This year, Eva’s revamped its intake system by making it centralized. Any young person applying for shelter or any of our programs now has a single entry point. For youth looking for help, this makes an already stressful situation much less taxing, while allowing Eva’s staff to create a circle of care around them.
Previously, young people applied each of Eva’s shelters or programs separately. Imagine a young person finding themselves in a precarious situation and being referred to Eva’s. They may be exiting a traumatic situation. The new system allows for a simplified and easier navigation. “It reduces youth having to tell their story many times, every time they apply,” says Asmaa Mohamed, an Intake and Assessment Worker “Plus sometimes the youth does not realize the supports available. For example, I recently had a youth that applied to Phoenix but in talking with them I realized that the youth just needed some family work, so I redirected them to our Family Reconnect program.”

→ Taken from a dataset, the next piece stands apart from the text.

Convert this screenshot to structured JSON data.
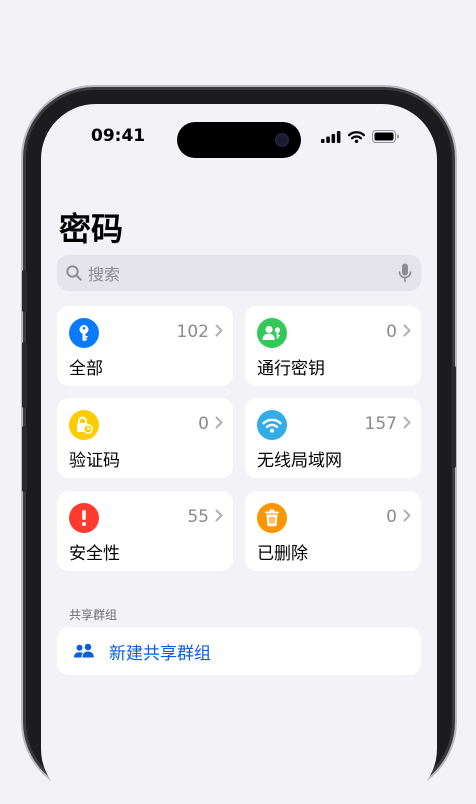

The system allows the Assessment and Intake staff to help the front-line workers by letting them know what to expect and helps them to set up supports in advance. “If a youth is transitioning, for example, we can have a conversation with their future roommates and start having those dialogues and ironing out any oppressive thoughts or potential problems.” Says Annik Scholz, an Intake and Assessment Worker.
The new process is now more clinical. “We take an in-depth look at a past diagnosis the youth may have. For example, if it is noted that the youth has schizophrenia, I will ask them what that means to them? Do they agree with the diagnosis? ” Says Rebekah Otim, an Intake and Assessment Worker. “We can really get to the root of it, so that youth are not walking around with labels that are inaccurate or do not serve them.”
“We have a lot more training when it comes to intersectionality,” says Asmaa “We take into consideration their the sexual orientation, their race, their country of origin, etc. and how that impacts them.”
Even if the young person doesn’t meet Eva’s eligibility criteria they may still get guidance so that no youth falls through the cracks. “Maybe they are too young or too old or we don’t have the appropriate service for them, we still make every effort possible to provide them with resources,” says Rebekah. “We are extremely well versed on what is available outside of our agency.”
Due to the COVID-19 pandemic protocols, Assessment and Intake workers no longer see the youth in person but do case conferences by phone or by video calls online. “It has been a smooth transition for the most part,” says Asmaa. ” The youth have been quite flexible.”
The system is more transparent and efficient. The files are now all centralized. But the true benefit of this new intake system is that it allows Eva’s staff to make an already difficult situation a little bit easier while making sure that the young person has all the appropriate resources available to them.